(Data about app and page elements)
_ _ _ _ _ _ _

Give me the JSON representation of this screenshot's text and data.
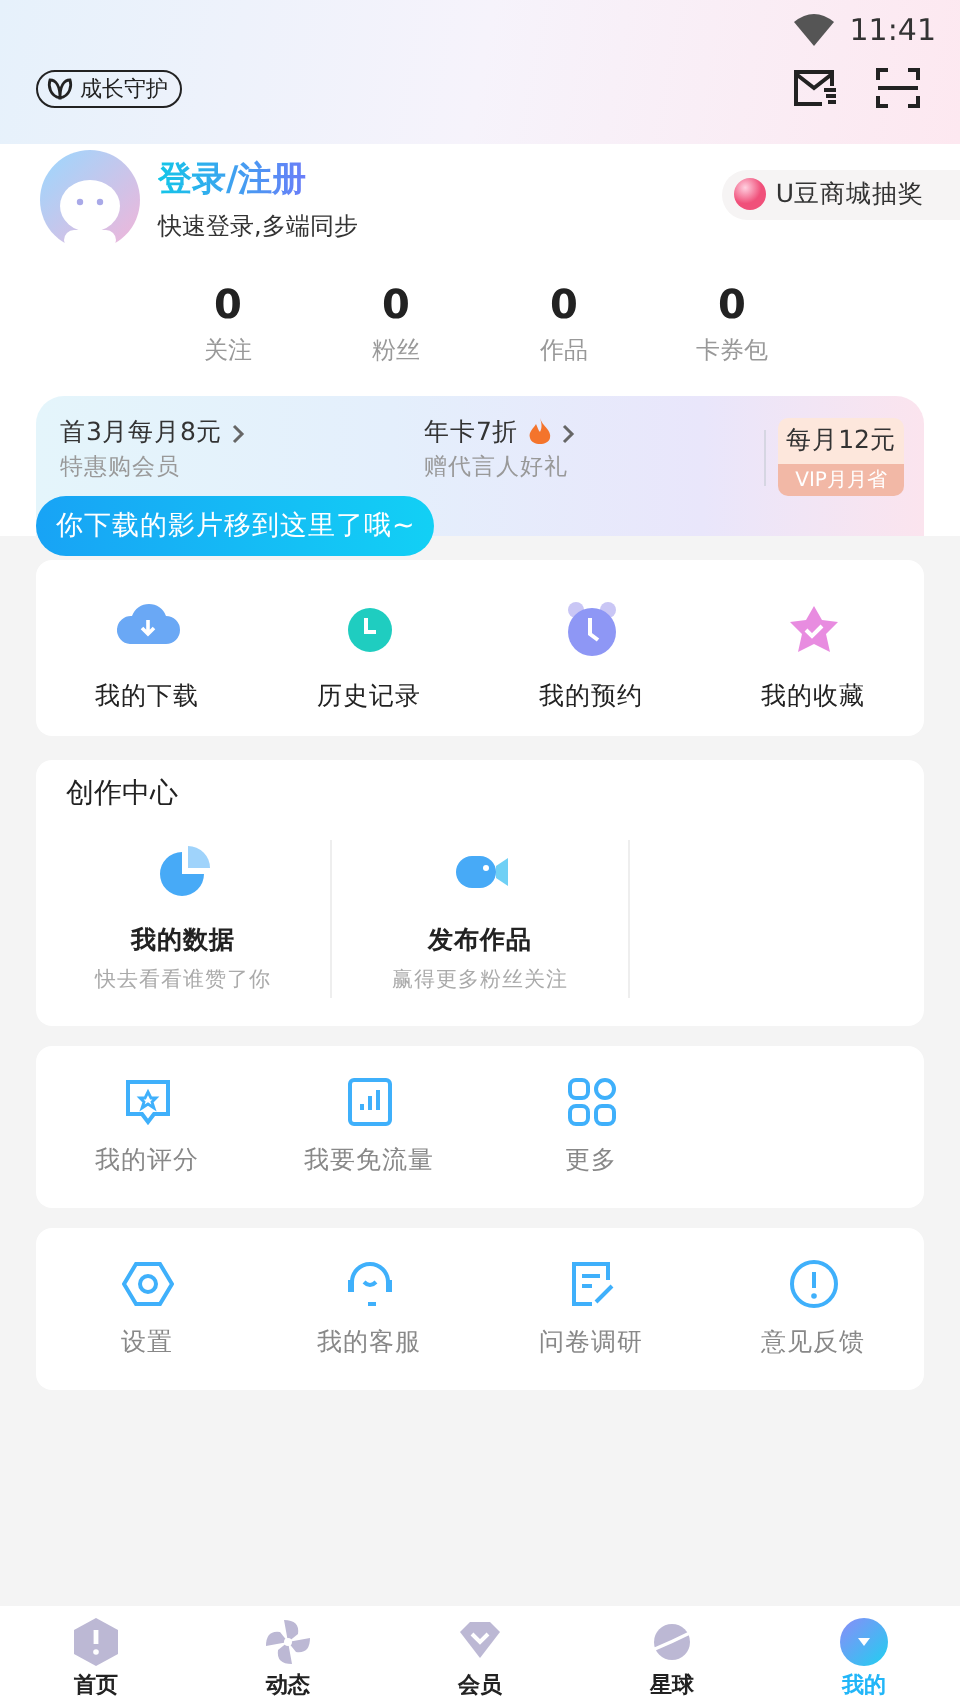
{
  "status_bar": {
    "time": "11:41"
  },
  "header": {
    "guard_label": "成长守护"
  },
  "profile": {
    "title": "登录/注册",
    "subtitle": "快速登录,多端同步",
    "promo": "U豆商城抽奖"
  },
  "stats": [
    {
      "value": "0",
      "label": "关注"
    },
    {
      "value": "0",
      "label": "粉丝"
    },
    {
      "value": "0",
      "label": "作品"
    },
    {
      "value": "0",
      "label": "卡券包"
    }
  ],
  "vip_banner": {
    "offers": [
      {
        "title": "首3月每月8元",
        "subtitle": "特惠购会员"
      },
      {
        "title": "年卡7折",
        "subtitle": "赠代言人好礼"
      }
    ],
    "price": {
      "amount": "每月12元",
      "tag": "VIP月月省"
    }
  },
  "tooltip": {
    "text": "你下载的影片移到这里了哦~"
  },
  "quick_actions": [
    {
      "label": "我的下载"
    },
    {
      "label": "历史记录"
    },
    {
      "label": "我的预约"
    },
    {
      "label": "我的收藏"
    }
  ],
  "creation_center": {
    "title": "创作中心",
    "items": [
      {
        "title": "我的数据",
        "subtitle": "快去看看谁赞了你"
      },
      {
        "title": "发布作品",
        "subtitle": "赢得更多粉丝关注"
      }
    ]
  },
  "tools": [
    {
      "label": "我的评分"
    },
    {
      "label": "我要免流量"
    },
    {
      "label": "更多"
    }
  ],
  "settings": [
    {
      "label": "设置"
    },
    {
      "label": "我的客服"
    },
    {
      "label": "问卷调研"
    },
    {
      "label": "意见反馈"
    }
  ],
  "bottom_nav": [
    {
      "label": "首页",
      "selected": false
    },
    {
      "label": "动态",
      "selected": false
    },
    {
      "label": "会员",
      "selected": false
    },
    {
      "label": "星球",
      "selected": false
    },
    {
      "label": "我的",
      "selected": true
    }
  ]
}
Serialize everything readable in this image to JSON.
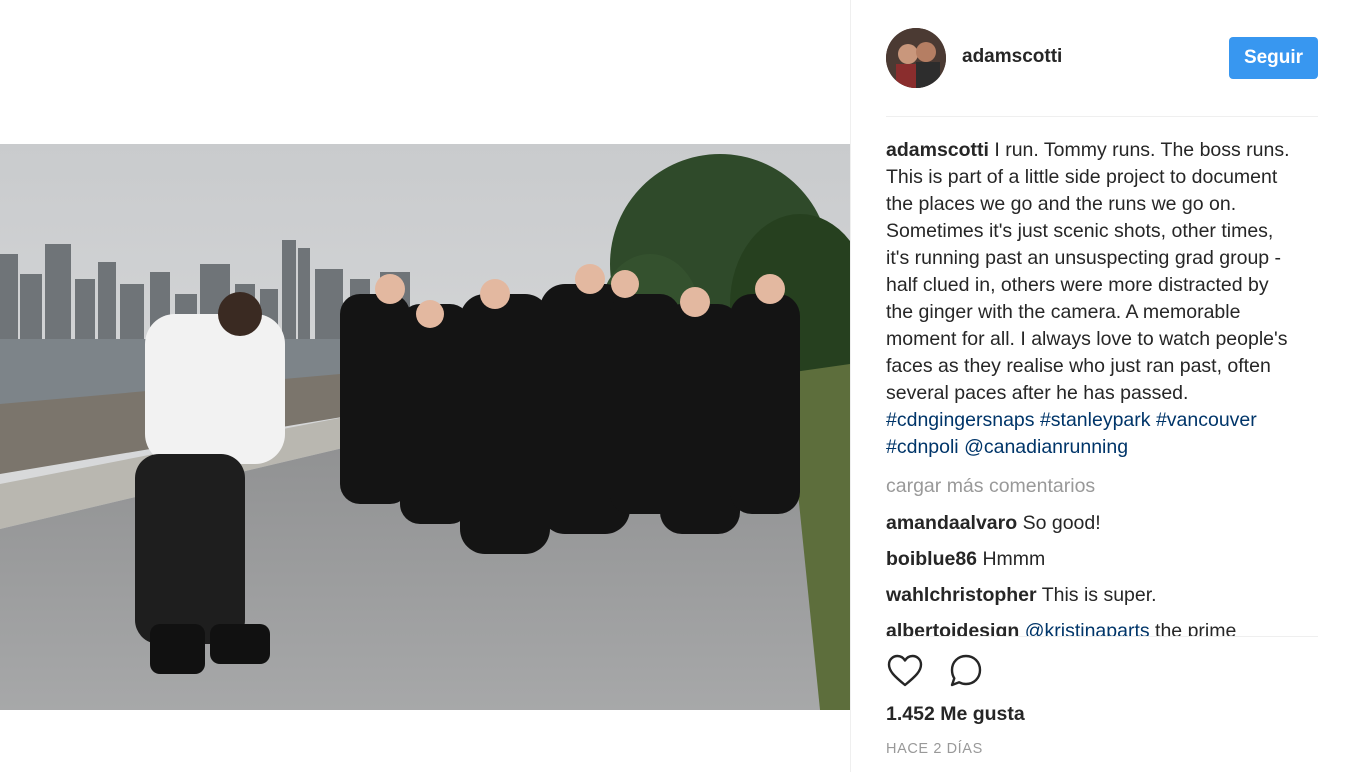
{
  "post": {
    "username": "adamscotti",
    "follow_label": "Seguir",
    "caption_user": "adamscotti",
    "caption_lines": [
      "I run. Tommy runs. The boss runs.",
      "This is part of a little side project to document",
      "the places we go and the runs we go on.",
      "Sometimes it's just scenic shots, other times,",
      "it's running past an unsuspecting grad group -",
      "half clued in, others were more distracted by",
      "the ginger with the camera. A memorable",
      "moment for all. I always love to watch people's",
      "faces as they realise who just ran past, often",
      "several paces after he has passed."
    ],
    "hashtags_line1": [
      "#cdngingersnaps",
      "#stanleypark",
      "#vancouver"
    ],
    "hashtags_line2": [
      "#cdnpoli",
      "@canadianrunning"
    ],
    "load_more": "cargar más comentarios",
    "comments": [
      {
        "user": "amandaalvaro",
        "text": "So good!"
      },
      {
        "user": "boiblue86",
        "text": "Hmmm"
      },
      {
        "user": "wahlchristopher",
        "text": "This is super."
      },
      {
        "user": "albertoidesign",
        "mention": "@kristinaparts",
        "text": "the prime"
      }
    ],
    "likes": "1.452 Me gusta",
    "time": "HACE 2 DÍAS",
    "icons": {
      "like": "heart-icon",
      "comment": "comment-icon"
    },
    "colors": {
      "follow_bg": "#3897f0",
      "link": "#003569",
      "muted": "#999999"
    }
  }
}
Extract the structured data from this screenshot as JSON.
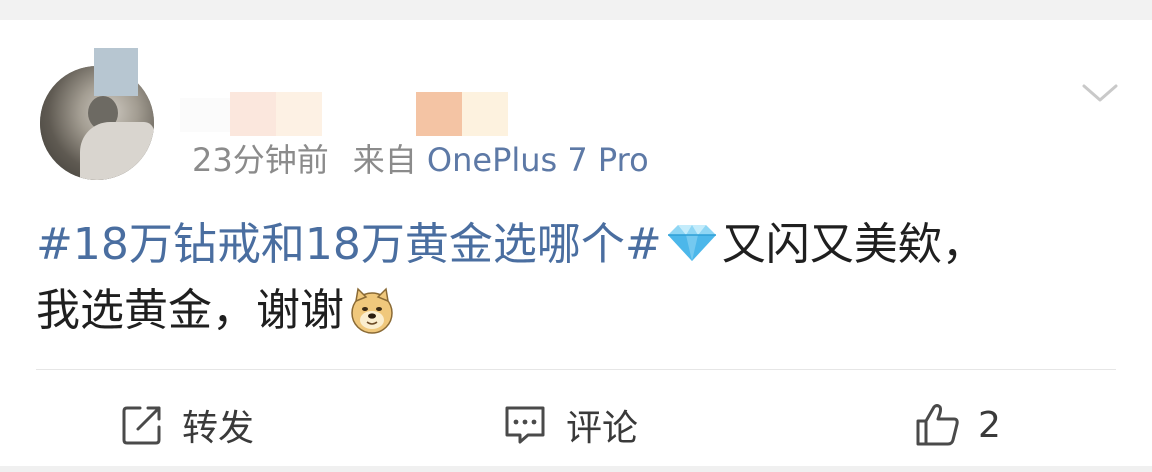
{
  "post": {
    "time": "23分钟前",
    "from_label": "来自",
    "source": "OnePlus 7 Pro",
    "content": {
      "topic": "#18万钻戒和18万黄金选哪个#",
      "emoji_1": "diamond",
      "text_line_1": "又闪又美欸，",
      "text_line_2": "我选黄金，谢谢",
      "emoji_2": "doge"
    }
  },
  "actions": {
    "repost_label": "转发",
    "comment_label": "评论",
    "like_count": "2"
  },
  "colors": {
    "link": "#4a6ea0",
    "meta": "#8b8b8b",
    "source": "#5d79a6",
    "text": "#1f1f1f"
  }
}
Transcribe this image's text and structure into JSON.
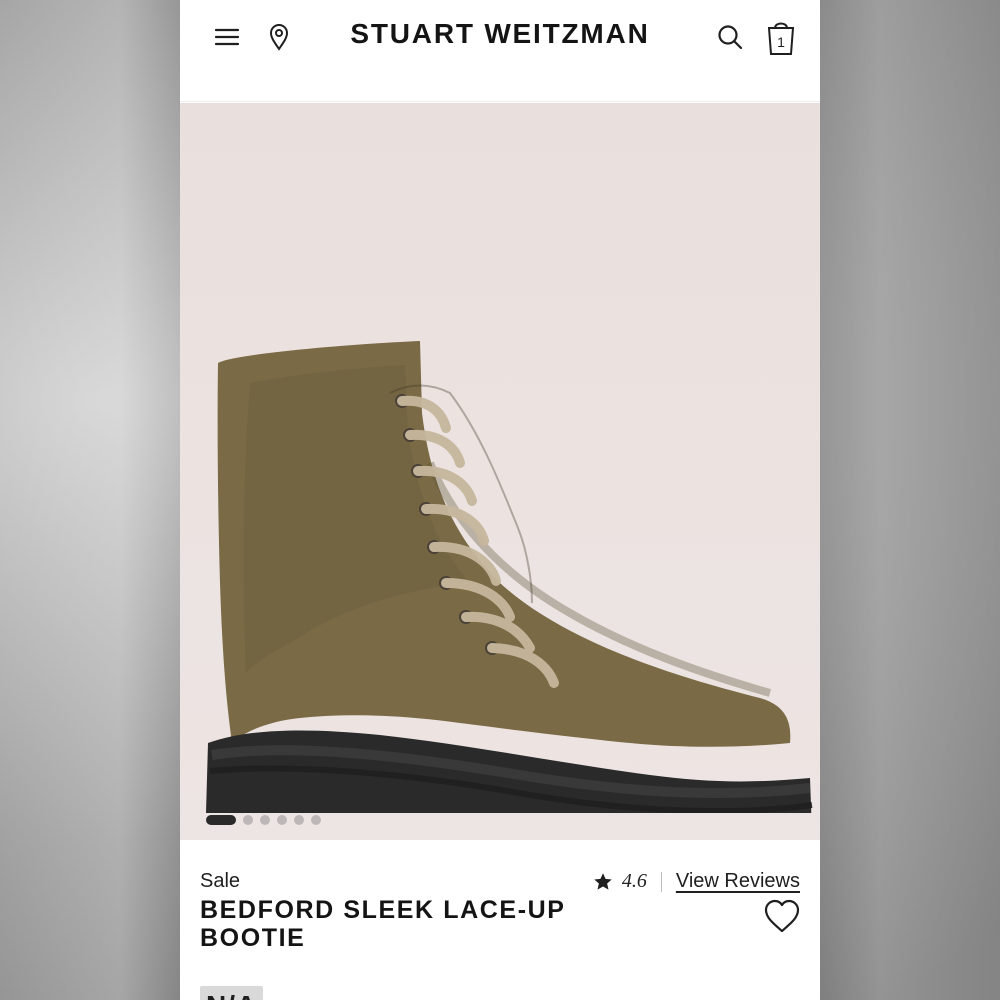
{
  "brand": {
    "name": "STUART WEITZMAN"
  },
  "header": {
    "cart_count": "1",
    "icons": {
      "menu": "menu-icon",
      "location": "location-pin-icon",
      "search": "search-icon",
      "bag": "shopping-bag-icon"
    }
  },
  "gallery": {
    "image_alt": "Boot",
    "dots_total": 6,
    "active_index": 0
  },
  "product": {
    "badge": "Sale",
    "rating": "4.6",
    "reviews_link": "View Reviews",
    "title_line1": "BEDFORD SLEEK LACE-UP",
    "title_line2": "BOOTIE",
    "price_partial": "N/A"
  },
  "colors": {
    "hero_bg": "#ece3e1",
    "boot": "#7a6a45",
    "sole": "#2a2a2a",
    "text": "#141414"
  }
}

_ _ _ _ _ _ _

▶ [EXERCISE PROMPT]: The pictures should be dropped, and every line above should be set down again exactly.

▶ [ANSWER TO THE PROBLEM]:
Give me the JSON representation of this screenshot's text and data.
{
  "status_bar": {
    "time": "11:41"
  },
  "header": {
    "guard_label": "成长守护"
  },
  "profile": {
    "title": "登录/注册",
    "subtitle": "快速登录,多端同步",
    "promo": "U豆商城抽奖"
  },
  "stats": [
    {
      "value": "0",
      "label": "关注"
    },
    {
      "value": "0",
      "label": "粉丝"
    },
    {
      "value": "0",
      "label": "作品"
    },
    {
      "value": "0",
      "label": "卡券包"
    }
  ],
  "vip_banner": {
    "offers": [
      {
        "title": "首3月每月8元",
        "subtitle": "特惠购会员"
      },
      {
        "title": "年卡7折",
        "subtitle": "赠代言人好礼"
      }
    ],
    "price": {
      "amount": "每月12元",
      "tag": "VIP月月省"
    }
  },
  "tooltip": {
    "text": "你下载的影片移到这里了哦~"
  },
  "quick_actions": [
    {
      "label": "我的下载"
    },
    {
      "label": "历史记录"
    },
    {
      "label": "我的预约"
    },
    {
      "label": "我的收藏"
    }
  ],
  "creation_center": {
    "title": "创作中心",
    "items": [
      {
        "title": "我的数据",
        "subtitle": "快去看看谁赞了你"
      },
      {
        "title": "发布作品",
        "subtitle": "赢得更多粉丝关注"
      }
    ]
  },
  "tools": [
    {
      "label": "我的评分"
    },
    {
      "label": "我要免流量"
    },
    {
      "label": "更多"
    }
  ],
  "settings": [
    {
      "label": "设置"
    },
    {
      "label": "我的客服"
    },
    {
      "label": "问卷调研"
    },
    {
      "label": "意见反馈"
    }
  ],
  "bottom_nav": [
    {
      "label": "首页",
      "selected": false
    },
    {
      "label": "动态",
      "selected": false
    },
    {
      "label": "会员",
      "selected": false
    },
    {
      "label": "星球",
      "selected": false
    },
    {
      "label": "我的",
      "selected": true
    }
  ]
}
Serialize everything readable in this image to JSON.
{
  "post": {
    "username": "adamscotti",
    "follow_label": "Seguir",
    "caption_user": "adamscotti",
    "caption_lines": [
      "I run. Tommy runs. The boss runs.",
      "This is part of a little side project to document",
      "the places we go and the runs we go on.",
      "Sometimes it's just scenic shots, other times,",
      "it's running past an unsuspecting grad group -",
      "half clued in, others were more distracted by",
      "the ginger with the camera. A memorable",
      "moment for all. I always love to watch people's",
      "faces as they realise who just ran past, often",
      "several paces after he has passed."
    ],
    "hashtags_line1": [
      "#cdngingersnaps",
      "#stanleypark",
      "#vancouver"
    ],
    "hashtags_line2": [
      "#cdnpoli",
      "@canadianrunning"
    ],
    "load_more": "cargar más comentarios",
    "comments": [
      {
        "user": "amandaalvaro",
        "text": "So good!"
      },
      {
        "user": "boiblue86",
        "text": "Hmmm"
      },
      {
        "user": "wahlchristopher",
        "text": "This is super."
      },
      {
        "user": "albertoidesign",
        "mention": "@kristinaparts",
        "text": "the prime"
      }
    ],
    "likes": "1.452 Me gusta",
    "time": "HACE 2 DÍAS",
    "icons": {
      "like": "heart-icon",
      "comment": "comment-icon"
    },
    "colors": {
      "follow_bg": "#3897f0",
      "link": "#003569",
      "muted": "#999999"
    }
  }
}
Extract the structured data from this screenshot as JSON.
{
  "post": {
    "time": "23分钟前",
    "from_label": "来自",
    "source": "OnePlus 7 Pro",
    "content": {
      "topic": "#18万钻戒和18万黄金选哪个#",
      "emoji_1": "diamond",
      "text_line_1": "又闪又美欸，",
      "text_line_2": "我选黄金，谢谢",
      "emoji_2": "doge"
    }
  },
  "actions": {
    "repost_label": "转发",
    "comment_label": "评论",
    "like_count": "2"
  },
  "colors": {
    "link": "#4a6ea0",
    "meta": "#8b8b8b",
    "source": "#5d79a6",
    "text": "#1f1f1f"
  }
}
Transcribe this image's text and structure into JSON.
{
  "brand": {
    "name": "STUART WEITZMAN"
  },
  "header": {
    "cart_count": "1",
    "icons": {
      "menu": "menu-icon",
      "location": "location-pin-icon",
      "search": "search-icon",
      "bag": "shopping-bag-icon"
    }
  },
  "gallery": {
    "image_alt": "Boot",
    "dots_total": 6,
    "active_index": 0
  },
  "product": {
    "badge": "Sale",
    "rating": "4.6",
    "reviews_link": "View Reviews",
    "title_line1": "BEDFORD SLEEK LACE-UP",
    "title_line2": "BOOTIE",
    "price_partial": "N/A"
  },
  "colors": {
    "hero_bg": "#ece3e1",
    "boot": "#7a6a45",
    "sole": "#2a2a2a",
    "text": "#141414"
  }
}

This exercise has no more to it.